I always learn something when I write my posts, but it nice to know I'm not the only one
And now that it's open-source it's easy to look under the hood and have a play around
Even though it's written about the Shared Source code (.Net 2.0), lots of the info in the book still applies
Or is there a strict limit to the number of instructions, with existing "unused" entries for all of the free ones?
What about using Windbg with the sos.dll extensions?
I wonder if the author considered writing a book, kind of modern Shared Source CLI Essentials (that I read years ago and hold in high regard)?
Now there's an idea :-)
BTW I've been bugging/asking the author of the SSCLI book if he has any plans to update it, see http://mattwarren.org/2017/05/19/Adding-a-new-Bytecode-Instr...
Using cmov you can improve performance a bit.
Something is seriously wrong with some companies.
Edit: To those downvoting, remember, if you disagree, post a reply.
As for Java, they were already selling Java based products around 2000 and former Sun employees like James Gosling, were not happy with Google actions but Sun had run out of money for any kind of lawsuits.
Also it is easy to write angry posts about Oracle's decisions, but if Google, Red-Hat or IBM actually cared that much about Java's future they would have given work to those driving the future of the language, instead of ignoring them.
I look at all of the innovations and convenience features that C#(an unashamed Java clone at the start) has introduced in the meantime, and it makes me wonder what is so broken with Java.
C design is driven by committee with deep respect for backwards compatibility, despite the inherent security flaws, the language differences between C11 and C89 are superficial.

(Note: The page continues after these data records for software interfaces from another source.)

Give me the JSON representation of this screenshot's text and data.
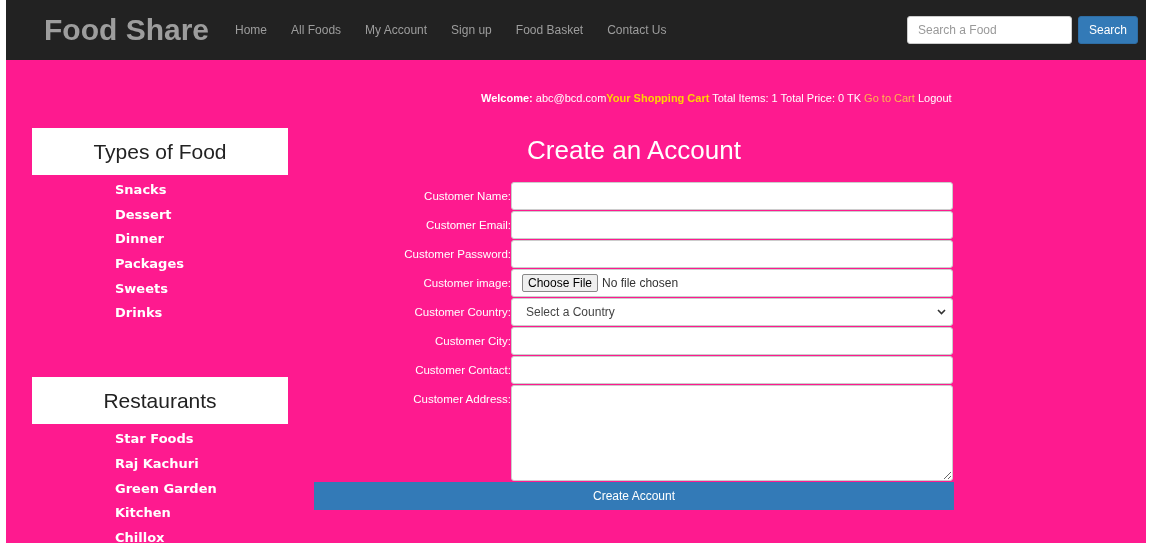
{
  "navbar": {
    "brand": "Food Share",
    "links": [
      "Home",
      "All Foods",
      "My Account",
      "Sign up",
      "Food Basket",
      "Contact Us"
    ],
    "search": {
      "placeholder": "Search a Food",
      "button": "Search"
    }
  },
  "welcome_bar": {
    "welcome_label": "Welcome:",
    "email": "abc@bcd.com",
    "cart_label": "Your Shopping Cart",
    "summary": "Total Items: 1 Total Price: 0 TK",
    "cart_link": "Go to Cart",
    "logout": "Logout"
  },
  "sidebar": [
    {
      "title": "Types of Food",
      "items": [
        "Snacks",
        "Dessert",
        "Dinner",
        "Packages",
        "Sweets",
        "Drinks"
      ]
    },
    {
      "title": "Restaurants",
      "items": [
        "Star Foods",
        "Raj Kachuri",
        "Green Garden",
        "Kitchen",
        "Chillox"
      ]
    }
  ],
  "form": {
    "title": "Create an Account",
    "fields": [
      {
        "label": "Customer Name:",
        "kind": "text"
      },
      {
        "label": "Customer Email:",
        "kind": "text"
      },
      {
        "label": "Customer Password:",
        "kind": "password"
      },
      {
        "label": "Customer image:",
        "kind": "file",
        "button": "Choose File",
        "status": "No file chosen"
      },
      {
        "label": "Customer Country:",
        "kind": "select",
        "value": "Select a Country"
      },
      {
        "label": "Customer City:",
        "kind": "text"
      },
      {
        "label": "Customer Contact:",
        "kind": "text"
      },
      {
        "label": "Customer Address:",
        "kind": "textarea"
      }
    ],
    "submit": "Create Account"
  }
}
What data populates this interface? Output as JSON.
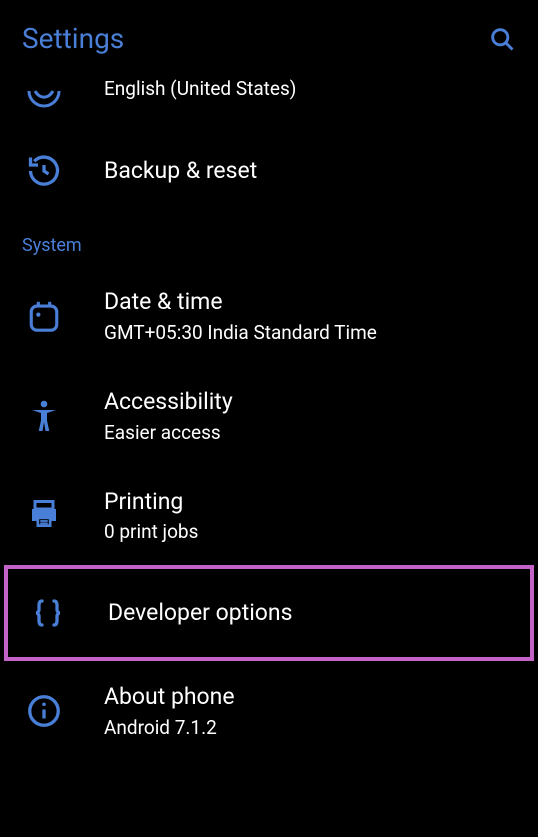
{
  "header": {
    "title": "Settings"
  },
  "partial_item": {
    "subtitle": "English (United States)"
  },
  "items": {
    "backup": {
      "title": "Backup & reset"
    },
    "datetime": {
      "title": "Date & time",
      "subtitle": "GMT+05:30 India Standard Time"
    },
    "accessibility": {
      "title": "Accessibility",
      "subtitle": "Easier access"
    },
    "printing": {
      "title": "Printing",
      "subtitle": "0 print jobs"
    },
    "developer": {
      "title": "Developer options"
    },
    "about": {
      "title": "About phone",
      "subtitle": "Android 7.1.2"
    }
  },
  "sections": {
    "system": "System"
  }
}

Likewise, in spite of having Oracle at the helm, Java's design is driven by the JEP working group.
When the majority of the world depends on Java, cannot add language features just because they look cool.
C# moves fast because it mostly only Microsoft calling the shot, even if they are now taking input via Github.
We just saw Java politics recently with IBM and Red-Hat vetting jigsaw because it isn't a copy of OSGi.
Is Microsoft, RedHat, JetBrains, Unity, Samsung and Google (Also Mono and Xamarin - though they are now part of Microsoft) - as well as the wider community via GitHub etc
Still very new and so far Microsoft has been driving most of it, as one can see from the Github architecture meetings.
It is bit different from JCP which goes all the way back to 1998.
Just having the logos on the .NET Foundation web site doesn't mean those companies are driving language decisions.